New GM. New players. First adventure exploring a dungeon is a success.

But now the players are going to ask things like:

  • Where’s the nearest town so my PC can cash in this loot?
  • Where does my character come from? Where’s she live?
  • Where do the PCs get information about the next adventure?

Here is where the GM should anticipate that need by having a home base in mind.

Now, there are plenty of published adventure sites the GM can use to provide a center of civilization in a world otherwise run amok with goblins, orcs and evil wizards.

I can recommend several. I think the coastal matriarchy of Hardby and the rough’n’tumble mining enclave of Diamond Lake are Greyhawk’s best, Forgotten Realms has too many to list, by I’ve always been fondest of Silverymoon, where bards frolic and warriors muster. Golarian’s Korvosa has an old-world feel that invites Errol Flynn-styled swashbuckling adventuring. In a similar vein is Geanavue by Ed Greenwood, which is set in the Kingdoms of Kalamar and is chock full of political intrigue. Lately, I’ve been exploring the charm that is Reywald in Midgard’s Grand Duchy.

But as wonderful as all those fantasy cities are — and each has its own merits — GMs who design their own home base will also be rewarded. Even if you, as I do, rely mostly on published adventures, customizing a home base can scratch the creative itch while not being as time-consuming an exercise.

Some things to consider:

Castle model

A castle is an ideal place for a beginning GM. My own homebrew of Steffenhold began as a barony castle, and has served well in that capacity going on 10 years.

First, designing a castle means you are working with a single structure, a container into which you can place all the elements essential to a home base (healing, a religious center, general supply, mentors, a bank, magic and a martial presence that encourages adventuring). Secondly, it provides a plausible reason for these low-level PCs to go adventuring — as castle inhabitants they have the resources and luxury to do so (not to mention, as members of the aristocracy, an obligation to serve the public welfare). Thirdly, castle maps are easy to come by, thanks to the magic of an internet search engine. Keying them with fantasy elements is a matter of jotting a few notes in each of the blank spaces.

Sesame Street model

Draw an X on a sheet of paper.

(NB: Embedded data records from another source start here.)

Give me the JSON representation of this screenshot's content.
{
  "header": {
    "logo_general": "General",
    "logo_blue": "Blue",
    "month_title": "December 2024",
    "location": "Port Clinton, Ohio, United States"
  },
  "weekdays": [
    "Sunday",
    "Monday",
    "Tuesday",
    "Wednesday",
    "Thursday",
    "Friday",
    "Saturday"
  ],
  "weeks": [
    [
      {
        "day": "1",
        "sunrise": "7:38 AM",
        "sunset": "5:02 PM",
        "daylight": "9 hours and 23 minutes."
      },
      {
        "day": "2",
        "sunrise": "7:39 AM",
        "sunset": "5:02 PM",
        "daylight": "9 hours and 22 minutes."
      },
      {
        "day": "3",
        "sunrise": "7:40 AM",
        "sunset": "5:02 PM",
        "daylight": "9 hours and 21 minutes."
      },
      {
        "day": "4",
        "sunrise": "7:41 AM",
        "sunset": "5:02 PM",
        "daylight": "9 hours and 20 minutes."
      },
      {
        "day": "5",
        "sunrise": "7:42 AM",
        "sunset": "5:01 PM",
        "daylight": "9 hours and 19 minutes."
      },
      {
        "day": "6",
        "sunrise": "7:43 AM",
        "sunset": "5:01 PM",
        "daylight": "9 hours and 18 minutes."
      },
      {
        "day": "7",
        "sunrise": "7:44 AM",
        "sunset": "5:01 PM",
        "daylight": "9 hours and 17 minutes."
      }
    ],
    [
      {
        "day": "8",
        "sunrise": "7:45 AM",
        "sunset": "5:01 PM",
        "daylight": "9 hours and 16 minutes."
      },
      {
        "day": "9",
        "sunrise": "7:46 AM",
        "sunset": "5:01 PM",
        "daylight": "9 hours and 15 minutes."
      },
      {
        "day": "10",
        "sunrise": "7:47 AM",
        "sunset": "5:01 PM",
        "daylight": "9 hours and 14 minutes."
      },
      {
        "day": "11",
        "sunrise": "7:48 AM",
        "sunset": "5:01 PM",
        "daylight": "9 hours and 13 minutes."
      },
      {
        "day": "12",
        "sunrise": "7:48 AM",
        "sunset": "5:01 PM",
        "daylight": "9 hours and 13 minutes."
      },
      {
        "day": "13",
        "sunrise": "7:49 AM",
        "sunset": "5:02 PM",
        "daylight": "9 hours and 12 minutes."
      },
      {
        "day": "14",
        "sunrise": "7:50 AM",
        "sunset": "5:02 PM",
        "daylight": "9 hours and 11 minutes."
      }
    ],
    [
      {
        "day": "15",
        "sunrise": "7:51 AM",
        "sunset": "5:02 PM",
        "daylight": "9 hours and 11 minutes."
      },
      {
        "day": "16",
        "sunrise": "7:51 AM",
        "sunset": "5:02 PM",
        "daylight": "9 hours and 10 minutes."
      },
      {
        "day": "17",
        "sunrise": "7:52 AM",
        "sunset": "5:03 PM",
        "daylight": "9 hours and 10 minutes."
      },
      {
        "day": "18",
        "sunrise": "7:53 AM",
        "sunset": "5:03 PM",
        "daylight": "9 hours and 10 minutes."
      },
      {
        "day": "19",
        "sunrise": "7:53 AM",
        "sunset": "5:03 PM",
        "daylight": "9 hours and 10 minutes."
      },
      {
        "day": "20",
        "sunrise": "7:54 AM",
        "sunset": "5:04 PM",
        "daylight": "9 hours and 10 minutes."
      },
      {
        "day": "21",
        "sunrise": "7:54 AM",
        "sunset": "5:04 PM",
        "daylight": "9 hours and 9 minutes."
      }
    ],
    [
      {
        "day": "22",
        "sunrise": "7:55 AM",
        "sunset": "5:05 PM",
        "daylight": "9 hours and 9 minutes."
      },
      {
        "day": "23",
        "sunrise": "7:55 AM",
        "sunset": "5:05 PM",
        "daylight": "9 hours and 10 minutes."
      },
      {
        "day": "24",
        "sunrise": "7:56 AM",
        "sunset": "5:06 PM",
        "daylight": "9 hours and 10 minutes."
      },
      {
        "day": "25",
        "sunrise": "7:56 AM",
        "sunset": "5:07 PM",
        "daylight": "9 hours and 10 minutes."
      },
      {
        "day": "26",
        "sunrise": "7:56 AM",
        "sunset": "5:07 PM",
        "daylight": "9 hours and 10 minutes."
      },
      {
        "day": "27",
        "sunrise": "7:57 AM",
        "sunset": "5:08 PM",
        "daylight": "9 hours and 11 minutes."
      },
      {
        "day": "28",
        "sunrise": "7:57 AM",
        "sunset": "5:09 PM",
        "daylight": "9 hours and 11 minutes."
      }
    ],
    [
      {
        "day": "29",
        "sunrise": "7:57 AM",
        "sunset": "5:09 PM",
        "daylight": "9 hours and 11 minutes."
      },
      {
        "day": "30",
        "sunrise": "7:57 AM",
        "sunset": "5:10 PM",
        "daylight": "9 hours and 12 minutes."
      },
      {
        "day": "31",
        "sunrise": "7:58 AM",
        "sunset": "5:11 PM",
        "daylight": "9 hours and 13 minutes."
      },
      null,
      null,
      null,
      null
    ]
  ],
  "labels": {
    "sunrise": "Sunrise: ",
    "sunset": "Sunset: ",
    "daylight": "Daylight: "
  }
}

There’s the intersection to the neighborhood you will call home in the big city. Next, start writing in adjacent to those streets all the things that you’ll need to populate this “urban village,” including chapels, storefronts, artisan workshops, apartments for rent, and at least one alley that leads to the dead-end abode of a weird wizard-type. These will be your neighbors; better start getting to know them, quirks and all.

Ideally, this neighborhood can be dropped into a larger city of your choice, if urban adventuring is your thing. So, even if your choice is a published version of Waterdeep, then it will be “your” Waterdeep, because only your table will have this interesting collection of characters and assorted contacts.

Deadwood / Tombstone model

A fortified boomtown on the frontier might be the classic adventuring base. There’s a reason Keep on the Borderlands was included in the old Basic Rules box sets. Here you have an outpost that exists smack dab in a untamed wilderness ripe for the adventuring set.

Like a castle, the town can be populated with the elements adventurers rely on. But in this case, things on the frontier, from the equipment to the people, are always a little distressed or are outright hand-me-downs. And because it’s a boomtown, with a skewed one-item economy, expect the power structure in town to be skewed along with it. Certainly, there are powerful interests, all of them corruptible to one degree or another.

But the pioneering spirit pervades the space. The PCs can’t rely on the town being a source for everything they need. Shipments from the heart of the empire take time to arrive. So folks are used to having to make-do with the items and materials at hand. They are self-reliant.

Hogwarts model

The academy (either military base, arcane outpost or religious monastery) can be in a remote location, too. Being part of a school has many advantages, including the “safety net” that the school’s faculty, as “experienced former adventurers” provides. Plus interesting people visit learning centers all the time. “What vagabond will be the Defense Against the Dark Arts teacher this year?”

Starship Enterprise model

A city that floats in the sky or a ship that sails on the water is really the old “Wagon Train” caravan model that even Star Trek borrowed from. In this case, the mobile base (ship, caravan, or magical train) takes the PCs to the adventure site. “All ashore that’s going ashore!” Again, the ship has either all, or mostly all, the resources the adventuring party needs.

If you’ve had success using any of the models mentioned above — or employed one NOT mentioned, please share in the comments area below.